#### The data ####

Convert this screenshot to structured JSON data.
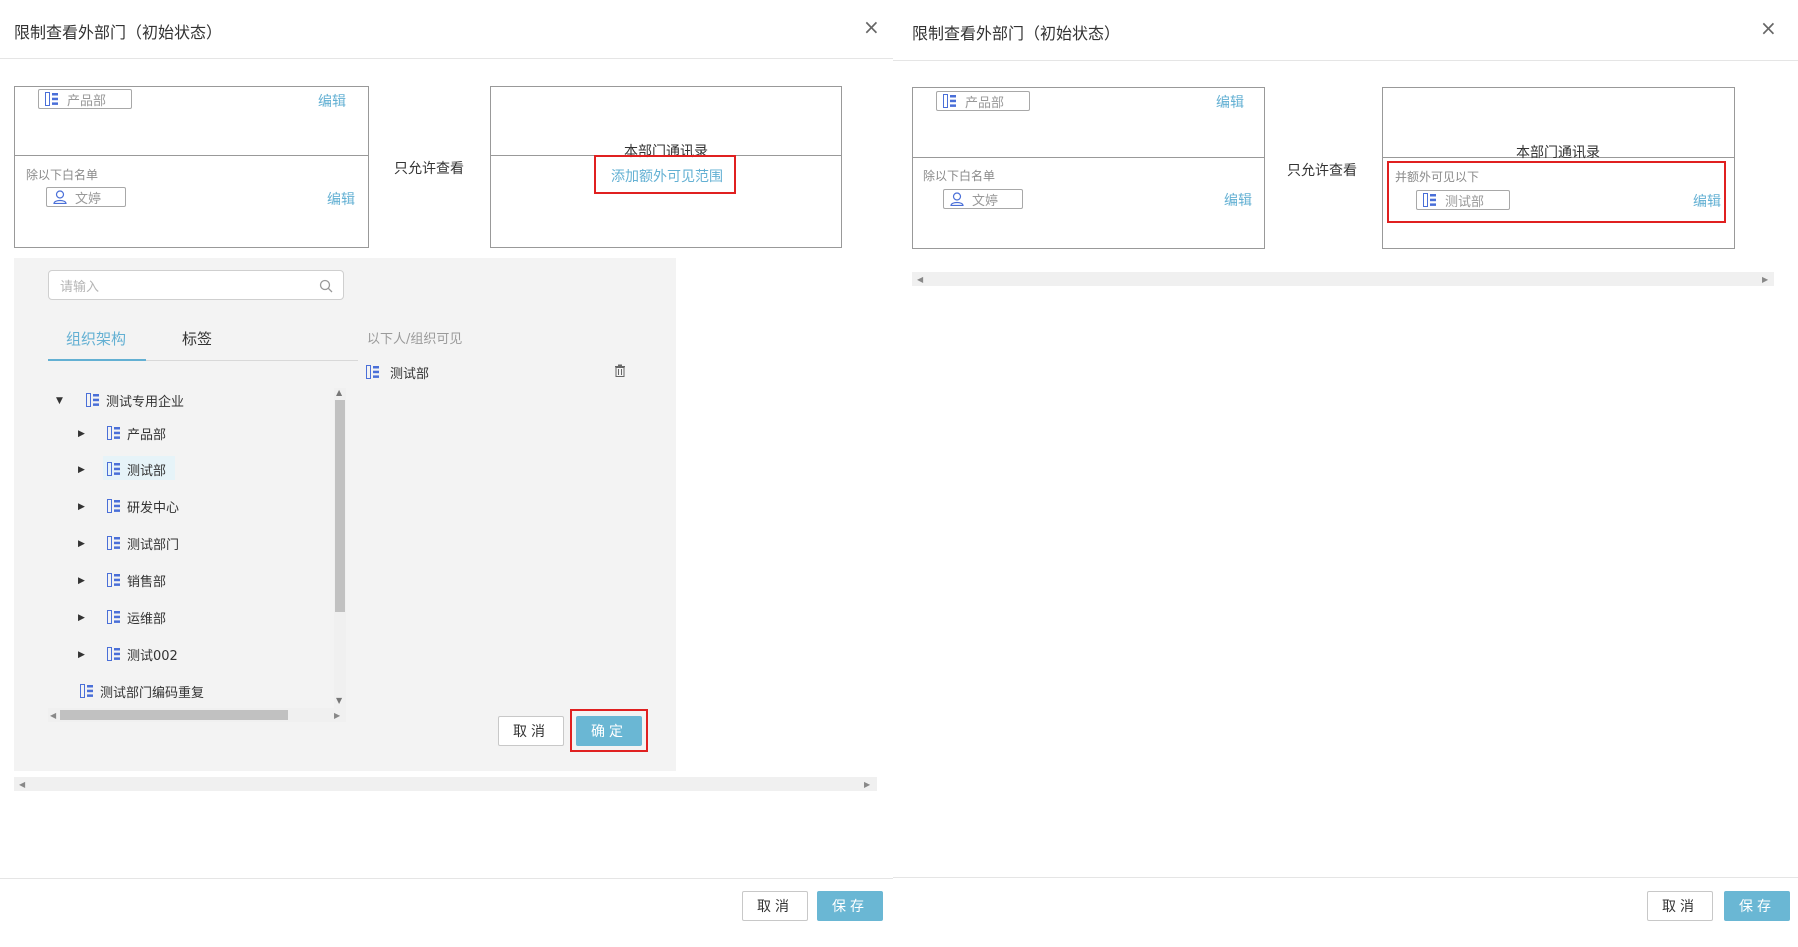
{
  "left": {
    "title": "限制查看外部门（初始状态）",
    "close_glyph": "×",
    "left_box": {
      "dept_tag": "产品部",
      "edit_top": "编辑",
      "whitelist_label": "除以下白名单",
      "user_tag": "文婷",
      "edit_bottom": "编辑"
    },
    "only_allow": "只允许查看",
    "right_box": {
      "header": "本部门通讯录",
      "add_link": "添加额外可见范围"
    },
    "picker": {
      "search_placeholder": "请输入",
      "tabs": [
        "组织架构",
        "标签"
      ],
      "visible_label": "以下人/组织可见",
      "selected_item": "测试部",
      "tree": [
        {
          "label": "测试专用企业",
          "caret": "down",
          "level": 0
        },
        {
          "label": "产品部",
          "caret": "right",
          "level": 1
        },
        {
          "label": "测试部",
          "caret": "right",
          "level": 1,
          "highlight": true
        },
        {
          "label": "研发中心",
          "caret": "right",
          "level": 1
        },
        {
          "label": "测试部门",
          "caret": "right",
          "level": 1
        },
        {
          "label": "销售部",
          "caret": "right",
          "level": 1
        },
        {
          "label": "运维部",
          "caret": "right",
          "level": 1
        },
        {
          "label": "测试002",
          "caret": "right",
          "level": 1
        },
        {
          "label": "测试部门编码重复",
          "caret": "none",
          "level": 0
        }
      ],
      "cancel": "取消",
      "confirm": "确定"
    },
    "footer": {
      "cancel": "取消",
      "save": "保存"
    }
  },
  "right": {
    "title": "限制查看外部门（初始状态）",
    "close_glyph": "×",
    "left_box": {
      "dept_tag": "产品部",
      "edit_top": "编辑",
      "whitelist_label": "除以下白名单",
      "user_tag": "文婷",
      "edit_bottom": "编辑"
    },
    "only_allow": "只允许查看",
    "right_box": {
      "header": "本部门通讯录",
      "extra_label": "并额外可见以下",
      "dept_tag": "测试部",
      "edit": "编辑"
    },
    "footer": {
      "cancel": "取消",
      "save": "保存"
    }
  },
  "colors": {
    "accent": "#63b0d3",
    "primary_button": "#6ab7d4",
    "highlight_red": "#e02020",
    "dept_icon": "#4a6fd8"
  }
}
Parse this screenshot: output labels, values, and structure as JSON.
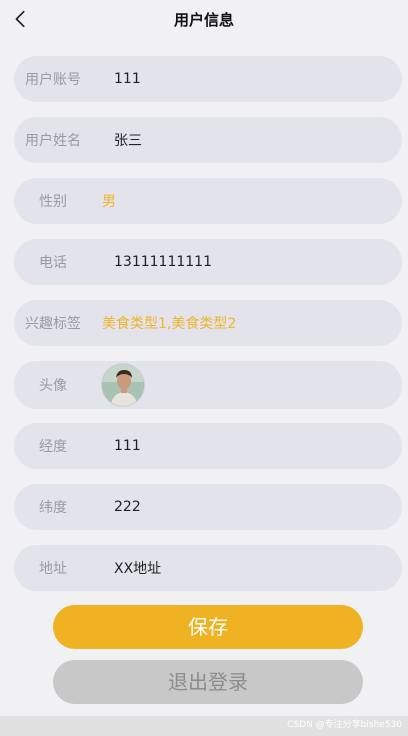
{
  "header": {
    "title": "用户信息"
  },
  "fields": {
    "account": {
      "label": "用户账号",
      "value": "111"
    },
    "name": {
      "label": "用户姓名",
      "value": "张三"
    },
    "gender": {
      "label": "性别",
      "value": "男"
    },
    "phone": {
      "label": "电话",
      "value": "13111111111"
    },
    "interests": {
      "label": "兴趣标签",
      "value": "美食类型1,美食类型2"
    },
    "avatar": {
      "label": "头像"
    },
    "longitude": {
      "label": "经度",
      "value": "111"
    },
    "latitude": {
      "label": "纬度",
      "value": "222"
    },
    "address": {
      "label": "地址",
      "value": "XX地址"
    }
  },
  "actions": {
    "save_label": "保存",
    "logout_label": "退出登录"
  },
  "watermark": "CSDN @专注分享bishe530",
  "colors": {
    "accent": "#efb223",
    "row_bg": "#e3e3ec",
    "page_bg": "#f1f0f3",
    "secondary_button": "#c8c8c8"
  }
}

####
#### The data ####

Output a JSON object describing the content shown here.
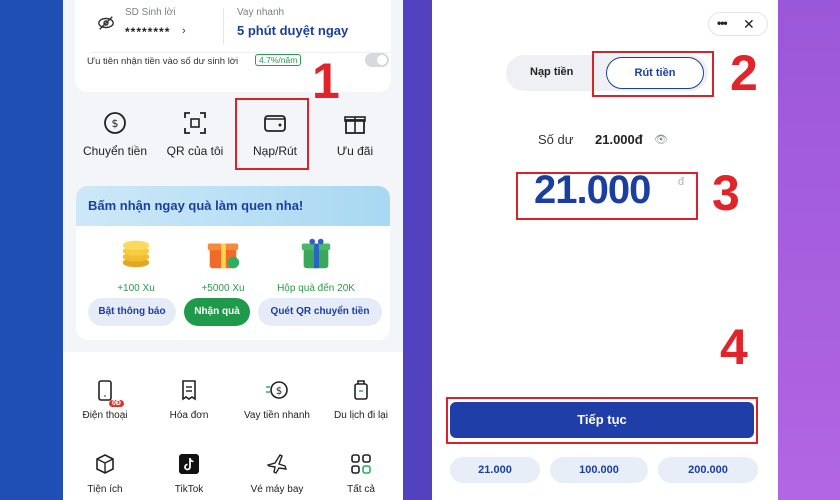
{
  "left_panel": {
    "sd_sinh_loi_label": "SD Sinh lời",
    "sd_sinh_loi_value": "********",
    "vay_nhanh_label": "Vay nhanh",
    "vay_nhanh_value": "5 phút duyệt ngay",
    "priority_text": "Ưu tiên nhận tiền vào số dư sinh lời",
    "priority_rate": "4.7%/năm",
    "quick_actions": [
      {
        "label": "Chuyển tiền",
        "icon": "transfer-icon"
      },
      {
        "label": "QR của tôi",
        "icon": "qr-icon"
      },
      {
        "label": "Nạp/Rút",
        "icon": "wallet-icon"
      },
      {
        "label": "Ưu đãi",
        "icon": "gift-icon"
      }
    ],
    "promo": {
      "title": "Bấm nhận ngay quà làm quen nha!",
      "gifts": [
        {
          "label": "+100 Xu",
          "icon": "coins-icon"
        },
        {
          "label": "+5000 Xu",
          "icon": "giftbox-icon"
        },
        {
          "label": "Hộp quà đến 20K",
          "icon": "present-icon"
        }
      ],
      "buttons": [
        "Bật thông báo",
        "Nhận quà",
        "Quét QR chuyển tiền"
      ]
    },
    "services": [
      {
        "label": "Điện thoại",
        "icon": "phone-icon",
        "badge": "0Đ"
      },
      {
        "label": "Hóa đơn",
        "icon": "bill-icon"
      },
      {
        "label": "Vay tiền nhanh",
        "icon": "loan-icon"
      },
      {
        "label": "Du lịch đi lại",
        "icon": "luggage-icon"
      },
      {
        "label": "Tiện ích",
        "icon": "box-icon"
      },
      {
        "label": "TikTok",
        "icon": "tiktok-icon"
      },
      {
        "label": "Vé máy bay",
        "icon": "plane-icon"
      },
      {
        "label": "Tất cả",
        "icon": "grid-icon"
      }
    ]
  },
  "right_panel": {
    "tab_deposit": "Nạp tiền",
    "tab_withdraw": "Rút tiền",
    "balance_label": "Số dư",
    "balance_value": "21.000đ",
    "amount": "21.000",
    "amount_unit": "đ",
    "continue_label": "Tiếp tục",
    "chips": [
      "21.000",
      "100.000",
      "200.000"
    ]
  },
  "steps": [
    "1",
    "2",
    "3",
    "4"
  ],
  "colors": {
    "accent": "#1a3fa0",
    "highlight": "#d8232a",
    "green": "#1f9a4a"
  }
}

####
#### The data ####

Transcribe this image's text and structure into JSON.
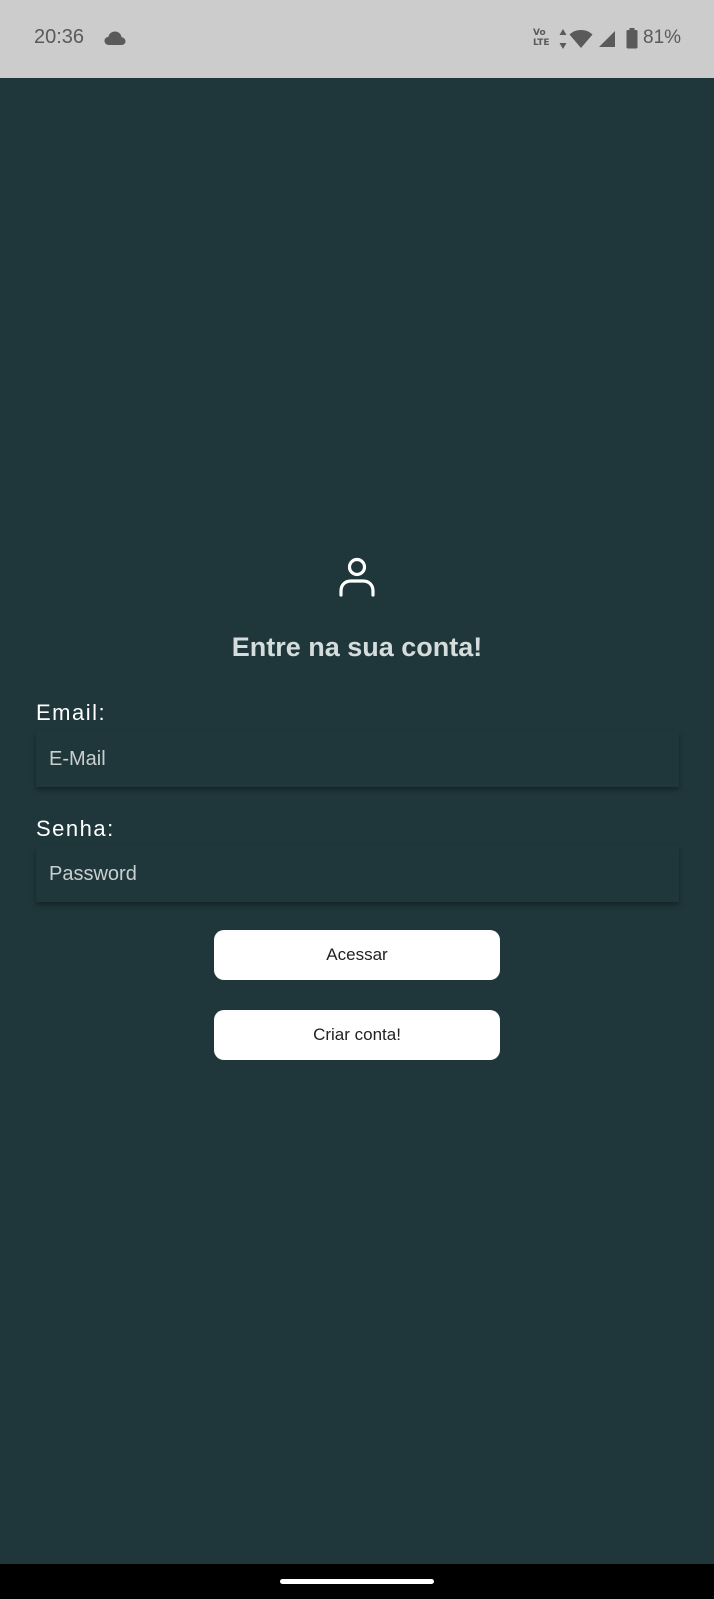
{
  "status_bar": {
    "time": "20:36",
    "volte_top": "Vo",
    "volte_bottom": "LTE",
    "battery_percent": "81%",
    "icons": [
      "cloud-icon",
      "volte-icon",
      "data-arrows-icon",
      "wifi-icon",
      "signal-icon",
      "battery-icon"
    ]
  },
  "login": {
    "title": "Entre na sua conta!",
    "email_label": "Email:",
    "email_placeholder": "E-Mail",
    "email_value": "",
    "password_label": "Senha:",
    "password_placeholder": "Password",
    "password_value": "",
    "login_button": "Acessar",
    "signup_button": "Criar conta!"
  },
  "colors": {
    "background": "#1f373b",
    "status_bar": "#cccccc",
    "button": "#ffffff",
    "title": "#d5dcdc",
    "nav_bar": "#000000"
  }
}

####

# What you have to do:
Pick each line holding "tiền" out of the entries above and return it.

# Expected answer:
    "priority_text": "Ưu tiên nhận tiền vào số dư sinh lời",
        "label": "Chuyển tiền",
        "Quét QR chuyển tiền"
        "label": "Vay tiền nhanh",
    "tab_deposit": "Nạp tiền",
    "tab_withdraw": "Rút tiền",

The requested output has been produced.